Go raibh maith agat.
I commend my Fianna Fáil colleagues Senators Darragh O'Brien, Power and Byrne for tabling this very important Bill. I thank members on both sides of the House for their contributions. I especially thank the Minister of State at the Department of the Environment, Community and Local Government, Deputy Fergus O'Dowd for his very comprehensive contribution to the House this afternoon.
I have to admit that when Senators O'Brien, Power and Byrne raised this issue at a Seanad group meeting, I was not exactly sure what pyrite was and what they were talking about. Unfortunately I have become very aware of what it means to many thousands of households throughout the length and breadth of the country.
Colleagues have pointed out that pyrite has affected more than 72,500 households to date. I understand that only 1,000 houses have been remediated to date. I join in calling for immediate action to be taken to remedy the situation that is causing enormous hardship to these families. It affects not only the Dublin and the east coast area, where there is the greatest concentration, but almost every county, to a lesser extent in some counties. One case, however, is a case too many.
I welcome the Minister of State, Deputy McGinley, to the House. May I ask him to relay the concerns expressed in the Seanad to his Cabinet colleagues. Grant aid must be provided so that the houses can be remediated. I understand it can cost up to ¤30,000, which is an enormous sum of money. In some instances, the premises might not be worth that amount. Grant aid or tax relief should be given to the people affected so that they can remedy the conditions brought about through no fault of their own.
Deputy Fergus O'Dowd mentioned that the primary source of the material came from five quarries. Has the Government investigated the possibility of pursuing the owners of these quarries for compensation through their insurance? I request an answer to that question.
Senator Norris made a suggestion that not only should houses by inspected for pyrite but also for fire and health safety. In area where Radon gas is prevalent, I suggest that it be inspected for radon gas at the same time? Radon gas is a major issue in the part of the country that I represent.

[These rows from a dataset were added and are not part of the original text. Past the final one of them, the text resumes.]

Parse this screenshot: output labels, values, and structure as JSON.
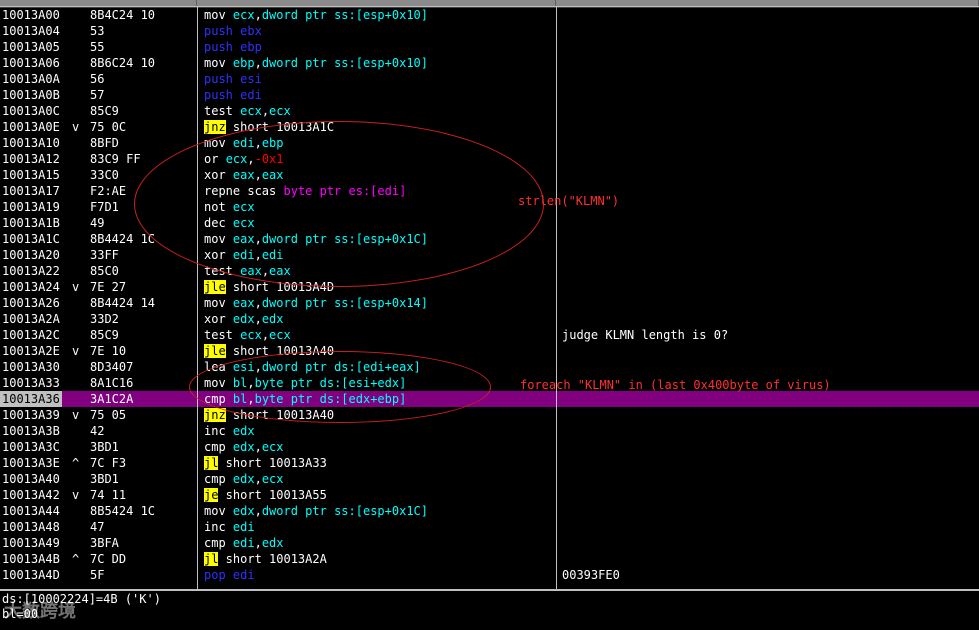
{
  "rows": [
    {
      "addr": "10013A00",
      "mark": "",
      "hex": "8B4C24 10",
      "instr": [
        [
          "m",
          "mov "
        ],
        [
          "r",
          "ecx"
        ],
        [
          "m",
          ","
        ],
        [
          "r",
          "dword ptr ss:[esp+0x10]"
        ]
      ],
      "comment": ""
    },
    {
      "addr": "10013A04",
      "mark": "",
      "hex": "53",
      "instr": [
        [
          "push",
          "push "
        ],
        [
          "push",
          "ebx"
        ]
      ],
      "comment": ""
    },
    {
      "addr": "10013A05",
      "mark": "",
      "hex": "55",
      "instr": [
        [
          "push",
          "push "
        ],
        [
          "push",
          "ebp"
        ]
      ],
      "comment": ""
    },
    {
      "addr": "10013A06",
      "mark": "",
      "hex": "8B6C24 10",
      "instr": [
        [
          "m",
          "mov "
        ],
        [
          "r",
          "ebp"
        ],
        [
          "m",
          ","
        ],
        [
          "r",
          "dword ptr ss:[esp+0x10]"
        ]
      ],
      "comment": ""
    },
    {
      "addr": "10013A0A",
      "mark": "",
      "hex": "56",
      "instr": [
        [
          "push",
          "push "
        ],
        [
          "push",
          "esi"
        ]
      ],
      "comment": ""
    },
    {
      "addr": "10013A0B",
      "mark": "",
      "hex": "57",
      "instr": [
        [
          "push",
          "push "
        ],
        [
          "push",
          "edi"
        ]
      ],
      "comment": ""
    },
    {
      "addr": "10013A0C",
      "mark": "",
      "hex": "85C9",
      "instr": [
        [
          "m",
          "test "
        ],
        [
          "r",
          "ecx"
        ],
        [
          "m",
          ","
        ],
        [
          "r",
          "ecx"
        ]
      ],
      "comment": ""
    },
    {
      "addr": "10013A0E",
      "mark": "v",
      "hex": "75 0C",
      "instr": [
        [
          "jmp",
          "jnz"
        ],
        [
          "m",
          " short 10013A1C"
        ]
      ],
      "comment": ""
    },
    {
      "addr": "10013A10",
      "mark": "",
      "hex": "8BFD",
      "instr": [
        [
          "m",
          "mov "
        ],
        [
          "r",
          "edi"
        ],
        [
          "m",
          ","
        ],
        [
          "r",
          "ebp"
        ]
      ],
      "comment": ""
    },
    {
      "addr": "10013A12",
      "mark": "",
      "hex": "83C9 FF",
      "instr": [
        [
          "m",
          "or "
        ],
        [
          "r",
          "ecx"
        ],
        [
          "m",
          ","
        ],
        [
          "num",
          "-0x1"
        ]
      ],
      "comment": ""
    },
    {
      "addr": "10013A15",
      "mark": "",
      "hex": "33C0",
      "instr": [
        [
          "m",
          "xor "
        ],
        [
          "r",
          "eax"
        ],
        [
          "m",
          ","
        ],
        [
          "r",
          "eax"
        ]
      ],
      "comment": ""
    },
    {
      "addr": "10013A17",
      "mark": "",
      "hex": "F2:AE",
      "instr": [
        [
          "m",
          "repne scas "
        ],
        [
          "kw",
          "byte ptr es:[edi]"
        ]
      ],
      "comment": ""
    },
    {
      "addr": "10013A19",
      "mark": "",
      "hex": "F7D1",
      "instr": [
        [
          "m",
          "not "
        ],
        [
          "r",
          "ecx"
        ]
      ],
      "comment": ""
    },
    {
      "addr": "10013A1B",
      "mark": "",
      "hex": "49",
      "instr": [
        [
          "m",
          "dec "
        ],
        [
          "r",
          "ecx"
        ]
      ],
      "comment": ""
    },
    {
      "addr": "10013A1C",
      "mark": "",
      "hex": "8B4424 1C",
      "instr": [
        [
          "m",
          "mov "
        ],
        [
          "r",
          "eax"
        ],
        [
          "m",
          ","
        ],
        [
          "r",
          "dword ptr ss:[esp+0x1C]"
        ]
      ],
      "comment": ""
    },
    {
      "addr": "10013A20",
      "mark": "",
      "hex": "33FF",
      "instr": [
        [
          "m",
          "xor "
        ],
        [
          "r",
          "edi"
        ],
        [
          "m",
          ","
        ],
        [
          "r",
          "edi"
        ]
      ],
      "comment": ""
    },
    {
      "addr": "10013A22",
      "mark": "",
      "hex": "85C0",
      "instr": [
        [
          "m",
          "test "
        ],
        [
          "r",
          "eax"
        ],
        [
          "m",
          ","
        ],
        [
          "r",
          "eax"
        ]
      ],
      "comment": ""
    },
    {
      "addr": "10013A24",
      "mark": "v",
      "hex": "7E 27",
      "instr": [
        [
          "jmp",
          "jle"
        ],
        [
          "m",
          " short 10013A4D"
        ]
      ],
      "comment": ""
    },
    {
      "addr": "10013A26",
      "mark": "",
      "hex": "8B4424 14",
      "instr": [
        [
          "m",
          "mov "
        ],
        [
          "r",
          "eax"
        ],
        [
          "m",
          ","
        ],
        [
          "r",
          "dword ptr ss:[esp+0x14]"
        ]
      ],
      "comment": ""
    },
    {
      "addr": "10013A2A",
      "mark": "",
      "hex": "33D2",
      "instr": [
        [
          "m",
          "xor "
        ],
        [
          "r",
          "edx"
        ],
        [
          "m",
          ","
        ],
        [
          "r",
          "edx"
        ]
      ],
      "comment": ""
    },
    {
      "addr": "10013A2C",
      "mark": "",
      "hex": "85C9",
      "instr": [
        [
          "m",
          "test "
        ],
        [
          "r",
          "ecx"
        ],
        [
          "m",
          ","
        ],
        [
          "r",
          "ecx"
        ]
      ],
      "comment": "judge KLMN length is 0?"
    },
    {
      "addr": "10013A2E",
      "mark": "v",
      "hex": "7E 10",
      "instr": [
        [
          "jmp",
          "jle"
        ],
        [
          "m",
          " short 10013A40"
        ]
      ],
      "comment": ""
    },
    {
      "addr": "10013A30",
      "mark": "",
      "hex": "8D3407",
      "instr": [
        [
          "m",
          "lea "
        ],
        [
          "r",
          "esi"
        ],
        [
          "m",
          ","
        ],
        [
          "r",
          "dword ptr ds:[edi+eax]"
        ]
      ],
      "comment": ""
    },
    {
      "addr": "10013A33",
      "mark": "",
      "hex": "8A1C16",
      "instr": [
        [
          "m",
          "mov "
        ],
        [
          "r",
          "bl"
        ],
        [
          "m",
          ","
        ],
        [
          "r",
          "byte ptr ds:[esi+edx]"
        ]
      ],
      "comment": ""
    },
    {
      "addr": "10013A36",
      "mark": "",
      "hex": "3A1C2A",
      "instr": [
        [
          "m",
          "cmp "
        ],
        [
          "r",
          "bl"
        ],
        [
          "m",
          ","
        ],
        [
          "r",
          "byte ptr ds:[edx+ebp]"
        ]
      ],
      "comment": "",
      "selected": true
    },
    {
      "addr": "10013A39",
      "mark": "v",
      "hex": "75 05",
      "instr": [
        [
          "jmp",
          "jnz"
        ],
        [
          "m",
          " short 10013A40"
        ]
      ],
      "comment": ""
    },
    {
      "addr": "10013A3B",
      "mark": "",
      "hex": "42",
      "instr": [
        [
          "m",
          "inc "
        ],
        [
          "r",
          "edx"
        ]
      ],
      "comment": ""
    },
    {
      "addr": "10013A3C",
      "mark": "",
      "hex": "3BD1",
      "instr": [
        [
          "m",
          "cmp "
        ],
        [
          "r",
          "edx"
        ],
        [
          "m",
          ","
        ],
        [
          "r",
          "ecx"
        ]
      ],
      "comment": ""
    },
    {
      "addr": "10013A3E",
      "mark": "^",
      "hex": "7C F3",
      "instr": [
        [
          "jmp",
          "jl"
        ],
        [
          "m",
          " short 10013A33"
        ]
      ],
      "comment": ""
    },
    {
      "addr": "10013A40",
      "mark": "",
      "hex": "3BD1",
      "instr": [
        [
          "m",
          "cmp "
        ],
        [
          "r",
          "edx"
        ],
        [
          "m",
          ","
        ],
        [
          "r",
          "ecx"
        ]
      ],
      "comment": ""
    },
    {
      "addr": "10013A42",
      "mark": "v",
      "hex": "74 11",
      "instr": [
        [
          "jmp",
          "je"
        ],
        [
          "m",
          " short 10013A55"
        ]
      ],
      "comment": ""
    },
    {
      "addr": "10013A44",
      "mark": "",
      "hex": "8B5424 1C",
      "instr": [
        [
          "m",
          "mov "
        ],
        [
          "r",
          "edx"
        ],
        [
          "m",
          ","
        ],
        [
          "r",
          "dword ptr ss:[esp+0x1C]"
        ]
      ],
      "comment": ""
    },
    {
      "addr": "10013A48",
      "mark": "",
      "hex": "47",
      "instr": [
        [
          "m",
          "inc "
        ],
        [
          "r",
          "edi"
        ]
      ],
      "comment": ""
    },
    {
      "addr": "10013A49",
      "mark": "",
      "hex": "3BFA",
      "instr": [
        [
          "m",
          "cmp "
        ],
        [
          "r",
          "edi"
        ],
        [
          "m",
          ","
        ],
        [
          "r",
          "edx"
        ]
      ],
      "comment": ""
    },
    {
      "addr": "10013A4B",
      "mark": "^",
      "hex": "7C DD",
      "instr": [
        [
          "jmp",
          "jl"
        ],
        [
          "m",
          " short 10013A2A"
        ]
      ],
      "comment": ""
    },
    {
      "addr": "10013A4D",
      "mark": "",
      "hex": "5F",
      "instr": [
        [
          "push",
          "pop "
        ],
        [
          "push",
          "edi"
        ]
      ],
      "comment": "00393FE0"
    }
  ],
  "annotations": {
    "strlen": "strlen(\"KLMN\")",
    "foreach": "foreach \"KLMN\" in (last 0x400byte of virus)"
  },
  "status": {
    "line1": "ds:[10002224]=4B ('K')",
    "line2": "bl=00"
  },
  "watermark": "大数跨境",
  "colors": {
    "selected_row": "#800080",
    "register": "#00ffff",
    "jump_highlight": "#ffff00",
    "annotation": "#ff3030"
  }
}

With the permission of the Cathaoirleach, I wish to reserve three minutes of my time so that the debate on the Bill can be adjourned.